# With a Regulatory Regime That Freely Accomodates Housing Construction, Lower Interest Rates Drive Down Rents Instead of Driving Up the Price of Homes

In my travels to the central banks of many countries, when I dig into concerns about financial stability, I often find that the biggest financial stability worry associated with low or temporarily negative interest rates is about the effect of low interest rates on the price of houses in the capital city or other major cities. Let me analyze this issue.

The simplest case is when the anticipated real interest rate *r *is constant from now on and there are no tax complications. Suppose also that the home will last forever if appropriately maintained, with anticipated *Rent* and *Maintenance* constant from now on. Then the price *P *based on these anticipated values should be

* P = *(*Rent* - *Maintenance*) / r

If no additional construction is allowed, and the economy is fairly static even after the interest rate changes (say because of a changed desire for saving), *Rent *and *Maintenance* should stay close to the same, so *Price *should go up when *r *goes down.

But if construction is freely allowed within certain parameters–say along the lines I propose in “Density is Destiny,” which makes land costs small relative to the physical cost of building, than in the long run, the price of a home must equal the cost of constructing, say, the floor of the building corresponding to that home. With *P *a constant, it is useful to rearrange the equation above to

*Rent* = *Maintenance +**r P*

Thus, for example,

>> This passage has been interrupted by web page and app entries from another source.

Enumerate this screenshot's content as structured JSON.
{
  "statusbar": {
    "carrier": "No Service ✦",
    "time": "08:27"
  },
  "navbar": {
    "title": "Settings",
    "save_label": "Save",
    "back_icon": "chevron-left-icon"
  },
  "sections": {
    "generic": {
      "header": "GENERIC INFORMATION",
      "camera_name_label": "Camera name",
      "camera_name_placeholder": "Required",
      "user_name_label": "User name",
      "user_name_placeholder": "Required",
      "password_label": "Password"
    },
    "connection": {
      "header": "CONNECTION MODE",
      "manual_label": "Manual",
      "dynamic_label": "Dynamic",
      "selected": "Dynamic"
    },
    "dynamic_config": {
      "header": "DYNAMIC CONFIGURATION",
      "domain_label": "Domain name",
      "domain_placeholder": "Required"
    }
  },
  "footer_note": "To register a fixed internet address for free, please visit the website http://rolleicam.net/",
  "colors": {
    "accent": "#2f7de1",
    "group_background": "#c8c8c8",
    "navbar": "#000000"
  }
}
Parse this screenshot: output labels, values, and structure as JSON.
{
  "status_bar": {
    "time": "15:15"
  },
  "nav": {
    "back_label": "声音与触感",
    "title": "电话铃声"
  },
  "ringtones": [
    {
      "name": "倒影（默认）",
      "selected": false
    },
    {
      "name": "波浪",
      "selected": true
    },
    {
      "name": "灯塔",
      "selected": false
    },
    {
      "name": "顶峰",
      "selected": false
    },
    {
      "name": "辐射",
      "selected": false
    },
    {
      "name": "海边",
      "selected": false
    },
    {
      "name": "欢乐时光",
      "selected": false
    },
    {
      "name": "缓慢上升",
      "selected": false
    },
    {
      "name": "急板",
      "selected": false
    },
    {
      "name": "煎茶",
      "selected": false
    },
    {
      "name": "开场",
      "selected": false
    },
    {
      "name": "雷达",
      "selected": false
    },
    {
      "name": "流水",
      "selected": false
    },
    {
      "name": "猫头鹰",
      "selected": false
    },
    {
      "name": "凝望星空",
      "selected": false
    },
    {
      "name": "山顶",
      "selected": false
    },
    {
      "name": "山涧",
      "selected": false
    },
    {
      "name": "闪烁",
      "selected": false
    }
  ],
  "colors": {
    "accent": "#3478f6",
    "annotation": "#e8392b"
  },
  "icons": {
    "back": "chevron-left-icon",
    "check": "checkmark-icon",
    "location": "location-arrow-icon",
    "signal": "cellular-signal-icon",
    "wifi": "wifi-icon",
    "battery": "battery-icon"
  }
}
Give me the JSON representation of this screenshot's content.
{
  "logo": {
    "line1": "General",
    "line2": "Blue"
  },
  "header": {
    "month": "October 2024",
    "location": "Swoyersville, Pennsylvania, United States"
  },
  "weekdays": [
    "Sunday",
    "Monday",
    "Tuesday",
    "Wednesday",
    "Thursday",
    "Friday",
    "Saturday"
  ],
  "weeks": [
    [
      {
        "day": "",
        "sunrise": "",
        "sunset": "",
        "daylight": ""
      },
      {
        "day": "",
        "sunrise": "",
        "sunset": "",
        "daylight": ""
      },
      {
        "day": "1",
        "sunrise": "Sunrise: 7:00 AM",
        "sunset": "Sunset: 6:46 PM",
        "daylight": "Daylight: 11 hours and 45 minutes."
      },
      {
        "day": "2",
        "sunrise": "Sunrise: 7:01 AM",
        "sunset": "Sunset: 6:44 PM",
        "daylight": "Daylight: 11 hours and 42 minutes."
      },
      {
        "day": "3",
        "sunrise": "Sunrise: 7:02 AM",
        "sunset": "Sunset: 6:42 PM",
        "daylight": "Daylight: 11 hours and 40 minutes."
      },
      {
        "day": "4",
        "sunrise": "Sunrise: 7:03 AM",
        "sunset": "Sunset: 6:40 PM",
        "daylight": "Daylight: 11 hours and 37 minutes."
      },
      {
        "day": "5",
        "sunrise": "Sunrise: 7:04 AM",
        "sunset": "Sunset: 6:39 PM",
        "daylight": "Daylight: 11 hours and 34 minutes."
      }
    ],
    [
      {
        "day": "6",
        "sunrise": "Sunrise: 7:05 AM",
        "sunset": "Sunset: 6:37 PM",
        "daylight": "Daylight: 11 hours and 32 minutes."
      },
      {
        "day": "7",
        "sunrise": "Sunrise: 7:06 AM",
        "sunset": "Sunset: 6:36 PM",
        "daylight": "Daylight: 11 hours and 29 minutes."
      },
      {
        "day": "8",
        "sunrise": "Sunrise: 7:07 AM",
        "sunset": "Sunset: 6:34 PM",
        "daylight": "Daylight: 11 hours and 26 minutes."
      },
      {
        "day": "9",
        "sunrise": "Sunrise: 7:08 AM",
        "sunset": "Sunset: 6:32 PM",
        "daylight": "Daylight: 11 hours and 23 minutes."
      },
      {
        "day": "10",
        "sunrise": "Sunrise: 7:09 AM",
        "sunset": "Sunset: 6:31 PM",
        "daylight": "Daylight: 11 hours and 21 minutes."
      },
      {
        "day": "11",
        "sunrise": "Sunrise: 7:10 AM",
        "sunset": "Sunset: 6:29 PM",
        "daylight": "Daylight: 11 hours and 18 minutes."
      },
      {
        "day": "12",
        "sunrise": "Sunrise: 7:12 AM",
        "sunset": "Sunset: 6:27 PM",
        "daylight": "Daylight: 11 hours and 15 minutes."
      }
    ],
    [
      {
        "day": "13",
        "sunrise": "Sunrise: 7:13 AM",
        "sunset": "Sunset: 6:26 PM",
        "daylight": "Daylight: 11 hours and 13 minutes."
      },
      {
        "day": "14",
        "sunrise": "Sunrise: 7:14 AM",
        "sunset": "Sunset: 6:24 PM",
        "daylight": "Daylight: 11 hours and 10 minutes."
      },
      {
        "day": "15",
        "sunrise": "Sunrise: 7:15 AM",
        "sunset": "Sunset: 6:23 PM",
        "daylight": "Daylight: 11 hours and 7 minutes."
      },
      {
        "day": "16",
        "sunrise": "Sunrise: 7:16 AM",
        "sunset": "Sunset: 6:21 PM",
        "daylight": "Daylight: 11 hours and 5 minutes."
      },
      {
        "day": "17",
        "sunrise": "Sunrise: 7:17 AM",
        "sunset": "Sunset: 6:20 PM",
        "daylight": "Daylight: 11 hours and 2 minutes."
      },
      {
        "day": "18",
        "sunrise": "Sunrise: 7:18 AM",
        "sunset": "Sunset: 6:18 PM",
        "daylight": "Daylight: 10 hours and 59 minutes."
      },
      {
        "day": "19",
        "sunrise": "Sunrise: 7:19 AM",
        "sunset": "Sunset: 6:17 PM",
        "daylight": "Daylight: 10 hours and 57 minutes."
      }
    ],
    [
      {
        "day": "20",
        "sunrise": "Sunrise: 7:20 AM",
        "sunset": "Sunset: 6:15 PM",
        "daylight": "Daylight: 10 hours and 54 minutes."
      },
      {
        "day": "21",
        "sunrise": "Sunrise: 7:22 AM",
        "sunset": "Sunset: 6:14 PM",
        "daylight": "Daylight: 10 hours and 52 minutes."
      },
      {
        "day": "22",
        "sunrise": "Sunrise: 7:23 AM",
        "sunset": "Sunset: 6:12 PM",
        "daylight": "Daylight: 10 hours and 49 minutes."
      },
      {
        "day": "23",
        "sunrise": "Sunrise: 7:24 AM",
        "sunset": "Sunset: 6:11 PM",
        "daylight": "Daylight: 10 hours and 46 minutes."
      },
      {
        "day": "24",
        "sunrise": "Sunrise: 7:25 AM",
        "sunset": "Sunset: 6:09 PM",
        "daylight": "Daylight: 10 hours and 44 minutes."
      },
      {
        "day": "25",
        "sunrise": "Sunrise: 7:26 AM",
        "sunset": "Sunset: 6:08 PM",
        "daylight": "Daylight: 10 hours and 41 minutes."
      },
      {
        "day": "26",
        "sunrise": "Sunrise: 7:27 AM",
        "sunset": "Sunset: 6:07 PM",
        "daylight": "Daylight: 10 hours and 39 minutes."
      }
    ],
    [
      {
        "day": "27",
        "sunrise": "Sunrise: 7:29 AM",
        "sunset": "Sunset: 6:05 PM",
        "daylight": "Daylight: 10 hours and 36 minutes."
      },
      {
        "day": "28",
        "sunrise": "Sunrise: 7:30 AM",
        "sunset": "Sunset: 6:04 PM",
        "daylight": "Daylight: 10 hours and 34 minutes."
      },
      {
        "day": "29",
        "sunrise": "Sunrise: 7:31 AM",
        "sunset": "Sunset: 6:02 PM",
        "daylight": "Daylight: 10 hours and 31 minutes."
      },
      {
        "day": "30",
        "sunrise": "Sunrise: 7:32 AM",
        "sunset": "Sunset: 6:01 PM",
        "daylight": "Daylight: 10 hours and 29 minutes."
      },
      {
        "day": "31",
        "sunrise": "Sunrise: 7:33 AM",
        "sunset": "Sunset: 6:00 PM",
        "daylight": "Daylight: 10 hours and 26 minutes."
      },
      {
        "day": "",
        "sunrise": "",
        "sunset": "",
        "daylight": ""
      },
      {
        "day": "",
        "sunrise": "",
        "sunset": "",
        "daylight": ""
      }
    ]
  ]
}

- If, in the long run, the real interest rate is a small positive number in relation to the standard construction price of a home, than rent should be a little above maintenance.
- In the limit, as the real interest rates goes down toward zero, rent should just equal maintenance.
- If, in the long run, the real interest rate is negative, then the equation seems to say that rent should be below maintenance. But the equation doesn’t really work when the long-run real interest rate is negative, since if rent were below maintenance, the home would be a burden rather than a benefit, and no one would pay anything for it. In other words, the price is equal to the cost of building a home
*as long as it is worth someone’s while to build one.*But if rent were below maintenance in the long run, no one would build one. On the other side, note that the interest rate on an infinite-term bond–a consol–can never be negative in equilibrium. If I give you money and can never demand anything back other than interest, having a negative coupon payment where I pay you would mean I have only give you money and you never give me anything back. I won’t do it. So at a minimum, negative interest rates must either be temporary or include either some return of the principal within finite time, or an option to demand the principal back at some finite time.

If the interest rate is expected to move around, the same essential principles apply. For fixed rent and maintenance–corresponding in my simple example to a prohibition against new construction–any path of lower interest rates raises the present value of a home, so the price of a home goes up. For a fixed price of a home–corresponding in my simple example to a policy very favorable to new construction–almost any path of lower interest rates will lead to more construction and lower rents.